So while it’s wonderful that so many facilitators flock to Liberating Structures, myself included, we should be wary of blocking the ability of users to learn the skill of each Liberating Structure. You can’t truly learn a language when someone keeps feeding you the words. Although facilitators may act as initial training wheels, their purpose should be first-and-foremost to help users do it without them. Otherwise, the kind of deep thinking and profound interaction made possible by Liberating Structures are reserved for those opportunities when a facilitator is present. And even then, the depth of the conversation will be limited by the skill of the facilitator.
So what can we do? The following ideas emerged during and after the gathering
- Rely on the foundational structures for most of the interactions: 1–2–4-ALL, Impromptu Networking, Nine Whys, Wicked Questions, Appreciative Interviews, TRIZ, 15% Solutions, Troika Consulting and What, So What, Now What. These structures are so versatile that they can be used in every situation;
- From the outset, explain Liberating Structures for users to acquire instead of a technique from the toolbox of the facilitator. By understanding it as a skill — much like communication skills — it makes sense to practice, repeat, feel awkward and make mistakes;
- “Repetition is also a form of learning”. Instead of designing strings of many different structures, there is power in repetition. Do Impromptu Networking multiple times to go deeper or further;
- Although an explanation of the steps is helpful for the first couple of times, gradually decrease the verbosity to the point where groups know how to use a structure on their own. The role of a facilitator can be limited to maintaining timeboxes, although even that can be done with a simple timer that visible to all;
- Stop using complicated riffs, variations, and mash-ups for groups that are mostly new to Liberating Structures and focus instead on making sure that core structures are practiced and repeated;
- Stop indulging as a facilitator by over-complicating designs or by proudly showcasing how many Liberating Structures can you squeeze into each other. It’s not about you (or me);
In this post, I offered a different perspective on what Liberating Structures are. Rather than understanding them as tools for facilitators, I now find it helpful to understand them as skills for users.
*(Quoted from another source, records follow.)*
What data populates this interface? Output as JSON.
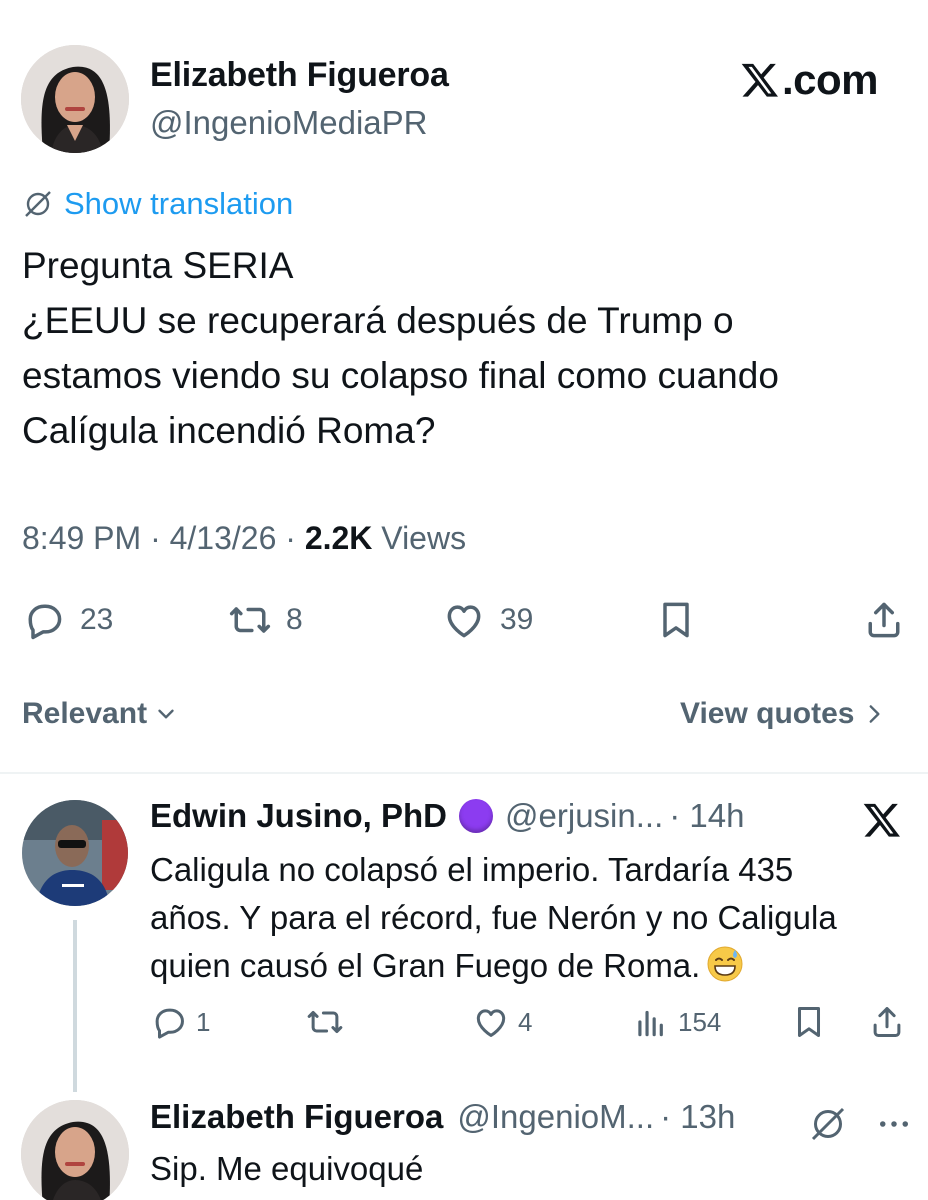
{
  "tweet": {
    "author_name": "Elizabeth Figueroa",
    "author_handle": "@IngenioMediaPR",
    "site_label": ".com",
    "translation_link": "Show translation",
    "body_lines": [
      "Pregunta SERIA",
      "¿EEUU se recuperará después de Trump o",
      "estamos viendo su colapso final como cuando",
      "Calígula incendió Roma?"
    ],
    "time": "8:49 PM",
    "date": "4/13/26",
    "views_count": "2.2K",
    "views_label": "Views",
    "separator": "·",
    "replies": "23",
    "reposts": "8",
    "likes": "39"
  },
  "sort": {
    "relevant_label": "Relevant",
    "view_quotes_label": "View quotes"
  },
  "replies": [
    {
      "name": "Edwin Jusino, PhD",
      "handle": "@erjusin...",
      "time": "· 14h",
      "body_lines": [
        "Caligula no colapsó el imperio. Tardaría 435",
        "años. Y para el récord, fue Nerón y no Caligula",
        "quien causó el Gran Fuego de Roma."
      ],
      "reply_count": "1",
      "repost_count": "",
      "like_count": "4",
      "view_count": "154"
    },
    {
      "name": "Elizabeth Figueroa",
      "handle": "@IngenioM...",
      "time": "· 13h",
      "body": "Sip. Me equivoqué"
    }
  ],
  "colors": {
    "link_blue": "#1d9bf0",
    "muted_gray": "#536471",
    "text": "#0f1419",
    "badge_purple": "#8c3cf0"
  },
  "icons": {
    "x_logo": "x-logo-icon",
    "translate": "globe-slash-icon",
    "reply": "speech-bubble-icon",
    "repost": "repost-arrows-icon",
    "like": "heart-icon",
    "bookmark": "bookmark-icon",
    "share": "share-upload-icon",
    "views": "bar-chart-icon",
    "more": "ellipsis-icon",
    "emoji": "grinning-sweat-emoji"
  }
}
Instead of facilitation methods, Liberating Structures are more like communication skills. And just like learning how to give feedback, ask questions and actively listen, it takes time for groups to become comfortable with Liberating Structures. So instead of falling into the trap of making it more about the facilitator, start simple, practice and repeat. When people start building the skill to use each Liberating Structure on their own, you’ll start seeing their true power.